### What is expected:
Find all lines with the word "Store" in the material, then copy them.

### Record excerpts:
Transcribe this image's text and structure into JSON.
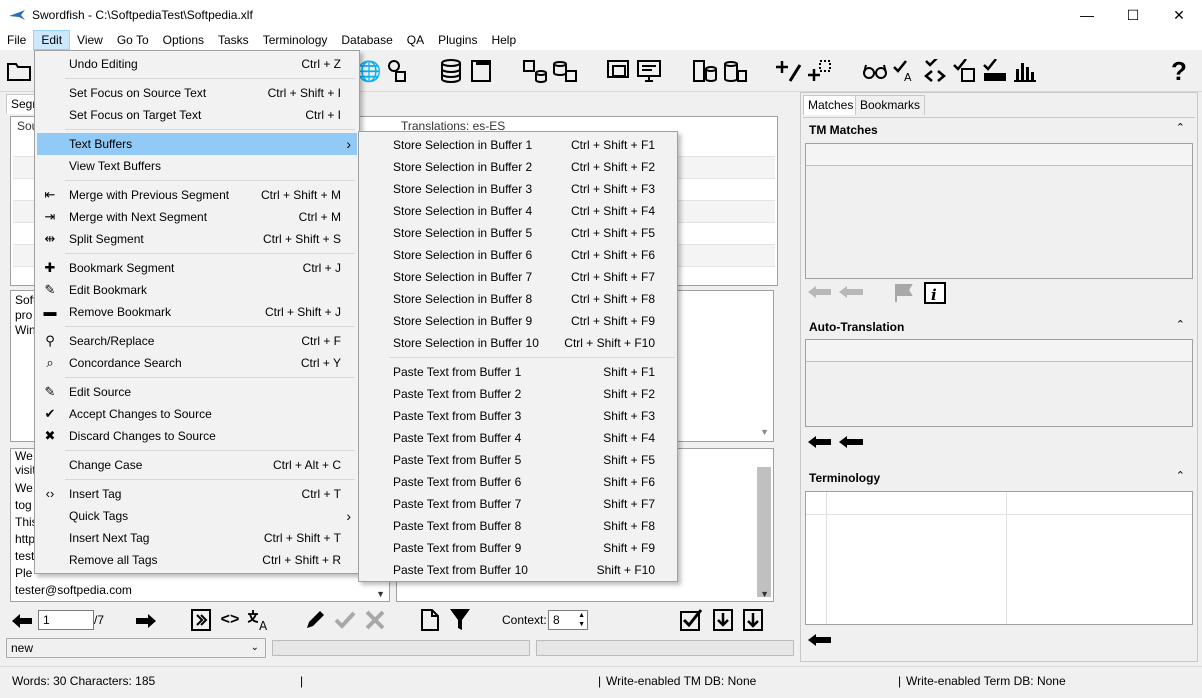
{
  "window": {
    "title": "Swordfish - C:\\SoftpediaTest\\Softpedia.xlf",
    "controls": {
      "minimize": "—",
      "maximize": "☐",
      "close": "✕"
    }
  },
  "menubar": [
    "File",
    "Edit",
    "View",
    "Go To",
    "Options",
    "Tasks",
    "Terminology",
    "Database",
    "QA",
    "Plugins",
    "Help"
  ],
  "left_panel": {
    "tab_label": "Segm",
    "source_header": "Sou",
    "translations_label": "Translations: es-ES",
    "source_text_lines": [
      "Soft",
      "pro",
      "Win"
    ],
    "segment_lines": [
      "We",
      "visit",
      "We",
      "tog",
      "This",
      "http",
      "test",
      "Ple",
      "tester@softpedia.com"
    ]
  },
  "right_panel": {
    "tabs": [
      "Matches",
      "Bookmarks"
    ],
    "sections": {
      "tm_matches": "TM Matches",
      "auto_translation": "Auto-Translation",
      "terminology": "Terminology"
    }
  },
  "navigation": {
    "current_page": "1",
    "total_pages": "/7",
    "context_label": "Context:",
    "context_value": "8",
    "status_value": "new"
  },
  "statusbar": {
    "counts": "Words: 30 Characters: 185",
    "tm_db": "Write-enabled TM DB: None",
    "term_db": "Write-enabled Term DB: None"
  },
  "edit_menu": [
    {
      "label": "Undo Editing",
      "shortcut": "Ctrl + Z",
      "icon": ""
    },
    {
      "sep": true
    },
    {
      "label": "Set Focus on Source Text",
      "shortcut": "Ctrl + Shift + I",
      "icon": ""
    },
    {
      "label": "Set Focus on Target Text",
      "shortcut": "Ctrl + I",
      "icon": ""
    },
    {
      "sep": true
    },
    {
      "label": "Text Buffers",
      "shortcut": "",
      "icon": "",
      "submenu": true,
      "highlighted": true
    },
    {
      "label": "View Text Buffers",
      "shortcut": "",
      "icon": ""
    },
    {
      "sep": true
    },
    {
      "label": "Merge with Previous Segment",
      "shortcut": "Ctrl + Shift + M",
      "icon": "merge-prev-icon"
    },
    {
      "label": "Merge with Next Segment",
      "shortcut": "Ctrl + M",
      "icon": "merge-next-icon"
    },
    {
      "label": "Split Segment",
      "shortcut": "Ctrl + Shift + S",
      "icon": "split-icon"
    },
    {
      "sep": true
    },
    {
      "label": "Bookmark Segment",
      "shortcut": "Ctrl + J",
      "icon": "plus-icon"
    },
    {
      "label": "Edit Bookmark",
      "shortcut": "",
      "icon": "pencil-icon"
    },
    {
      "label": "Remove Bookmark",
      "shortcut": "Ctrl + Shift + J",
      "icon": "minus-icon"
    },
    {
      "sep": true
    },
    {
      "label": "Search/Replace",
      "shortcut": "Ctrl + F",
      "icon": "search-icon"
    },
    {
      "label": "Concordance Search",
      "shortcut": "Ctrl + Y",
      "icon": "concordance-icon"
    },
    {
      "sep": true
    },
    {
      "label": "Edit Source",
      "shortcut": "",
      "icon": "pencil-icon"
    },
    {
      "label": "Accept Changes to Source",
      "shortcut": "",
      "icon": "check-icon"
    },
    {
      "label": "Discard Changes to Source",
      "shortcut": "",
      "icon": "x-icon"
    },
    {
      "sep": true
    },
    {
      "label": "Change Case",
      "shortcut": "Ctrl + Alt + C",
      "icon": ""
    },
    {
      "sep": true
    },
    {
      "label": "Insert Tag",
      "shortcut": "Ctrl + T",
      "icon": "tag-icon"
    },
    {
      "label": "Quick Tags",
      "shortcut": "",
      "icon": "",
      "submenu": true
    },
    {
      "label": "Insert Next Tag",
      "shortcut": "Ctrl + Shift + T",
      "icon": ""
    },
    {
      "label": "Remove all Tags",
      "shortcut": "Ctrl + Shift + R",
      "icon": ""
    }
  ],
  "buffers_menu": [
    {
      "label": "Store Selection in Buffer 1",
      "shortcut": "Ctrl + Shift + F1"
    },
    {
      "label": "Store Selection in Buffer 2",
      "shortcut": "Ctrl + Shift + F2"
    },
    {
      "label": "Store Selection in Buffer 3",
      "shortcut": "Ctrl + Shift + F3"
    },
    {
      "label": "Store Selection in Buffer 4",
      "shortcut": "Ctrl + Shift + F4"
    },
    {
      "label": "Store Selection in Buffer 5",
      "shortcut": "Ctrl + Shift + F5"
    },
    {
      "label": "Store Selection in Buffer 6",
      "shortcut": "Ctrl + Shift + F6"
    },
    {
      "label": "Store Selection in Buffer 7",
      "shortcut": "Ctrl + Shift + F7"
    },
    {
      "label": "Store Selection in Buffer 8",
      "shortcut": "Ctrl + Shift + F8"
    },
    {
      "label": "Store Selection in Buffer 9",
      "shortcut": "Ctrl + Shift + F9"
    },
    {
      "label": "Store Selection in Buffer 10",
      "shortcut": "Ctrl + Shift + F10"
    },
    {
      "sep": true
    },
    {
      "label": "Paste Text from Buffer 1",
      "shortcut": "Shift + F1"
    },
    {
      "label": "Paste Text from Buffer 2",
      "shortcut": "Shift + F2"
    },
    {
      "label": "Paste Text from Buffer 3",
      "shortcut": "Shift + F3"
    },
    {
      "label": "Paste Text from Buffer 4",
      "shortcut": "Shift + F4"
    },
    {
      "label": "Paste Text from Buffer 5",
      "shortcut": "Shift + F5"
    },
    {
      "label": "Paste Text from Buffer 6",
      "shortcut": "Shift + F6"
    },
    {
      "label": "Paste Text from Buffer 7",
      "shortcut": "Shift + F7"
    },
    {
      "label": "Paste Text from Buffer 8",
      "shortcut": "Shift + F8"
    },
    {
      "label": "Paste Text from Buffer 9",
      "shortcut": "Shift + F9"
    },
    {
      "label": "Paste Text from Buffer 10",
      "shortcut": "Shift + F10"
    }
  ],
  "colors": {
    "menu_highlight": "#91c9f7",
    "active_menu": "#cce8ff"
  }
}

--

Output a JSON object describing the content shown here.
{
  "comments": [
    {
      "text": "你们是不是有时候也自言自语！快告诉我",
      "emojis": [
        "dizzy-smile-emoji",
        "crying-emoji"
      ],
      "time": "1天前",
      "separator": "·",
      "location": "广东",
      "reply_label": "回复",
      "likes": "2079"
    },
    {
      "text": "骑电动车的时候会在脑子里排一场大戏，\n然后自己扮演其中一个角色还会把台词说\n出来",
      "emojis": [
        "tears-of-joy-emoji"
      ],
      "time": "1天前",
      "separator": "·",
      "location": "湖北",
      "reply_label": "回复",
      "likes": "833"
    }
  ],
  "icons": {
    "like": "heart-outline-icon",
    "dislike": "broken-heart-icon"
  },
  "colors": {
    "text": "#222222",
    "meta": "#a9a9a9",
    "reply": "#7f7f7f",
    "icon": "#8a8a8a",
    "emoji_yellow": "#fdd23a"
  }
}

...

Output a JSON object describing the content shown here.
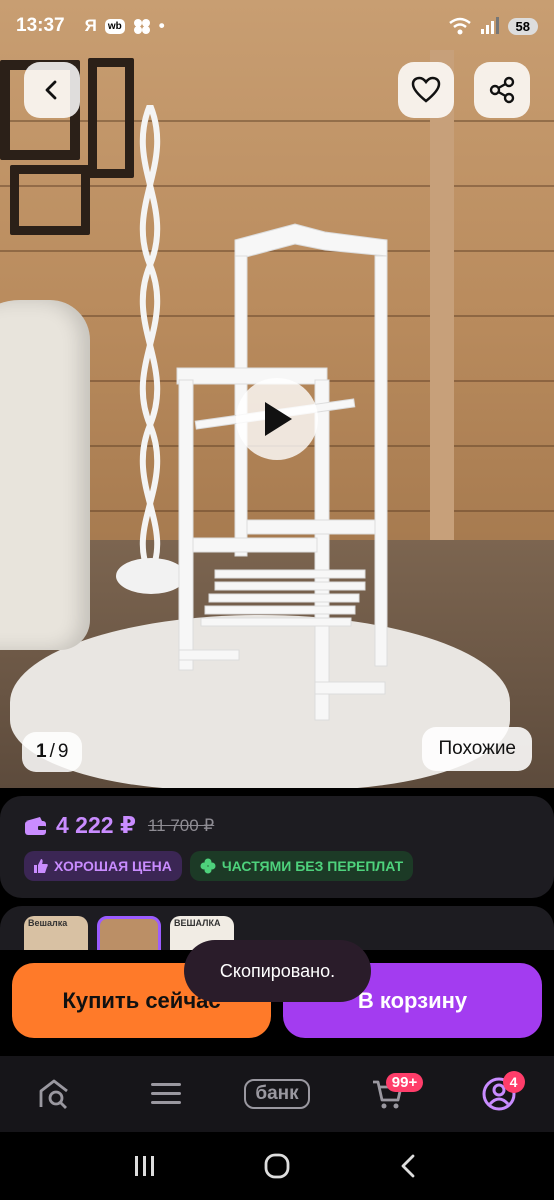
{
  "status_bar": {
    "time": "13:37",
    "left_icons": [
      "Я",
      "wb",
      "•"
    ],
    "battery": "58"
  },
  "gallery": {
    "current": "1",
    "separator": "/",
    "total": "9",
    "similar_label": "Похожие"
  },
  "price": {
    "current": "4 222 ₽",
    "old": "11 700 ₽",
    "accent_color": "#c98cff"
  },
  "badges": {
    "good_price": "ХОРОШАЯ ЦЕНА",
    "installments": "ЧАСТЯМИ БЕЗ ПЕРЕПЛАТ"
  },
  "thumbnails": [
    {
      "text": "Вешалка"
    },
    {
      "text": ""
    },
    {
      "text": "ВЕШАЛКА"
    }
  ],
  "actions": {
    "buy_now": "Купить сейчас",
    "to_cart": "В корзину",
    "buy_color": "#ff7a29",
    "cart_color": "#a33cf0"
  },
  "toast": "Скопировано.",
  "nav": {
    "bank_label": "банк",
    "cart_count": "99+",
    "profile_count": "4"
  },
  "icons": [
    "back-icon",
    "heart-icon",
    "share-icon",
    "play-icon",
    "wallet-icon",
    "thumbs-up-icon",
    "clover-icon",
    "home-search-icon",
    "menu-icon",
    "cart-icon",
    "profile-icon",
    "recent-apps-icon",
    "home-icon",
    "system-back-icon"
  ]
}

### Expected answer:
      "label": "Store Selection in Buffer 1",
      "label": "Store Selection in Buffer 2",
      "label": "Store Selection in Buffer 3",
      "label": "Store Selection in Buffer 4",
      "label": "Store Selection in Buffer 5",
      "label": "Store Selection in Buffer 6",
      "label": "Store Selection in Buffer 7",
      "label": "Store Selection in Buffer 8",
      "label": "Store Selection in Buffer 9",
      "label": "Store Selection in Buffer 10",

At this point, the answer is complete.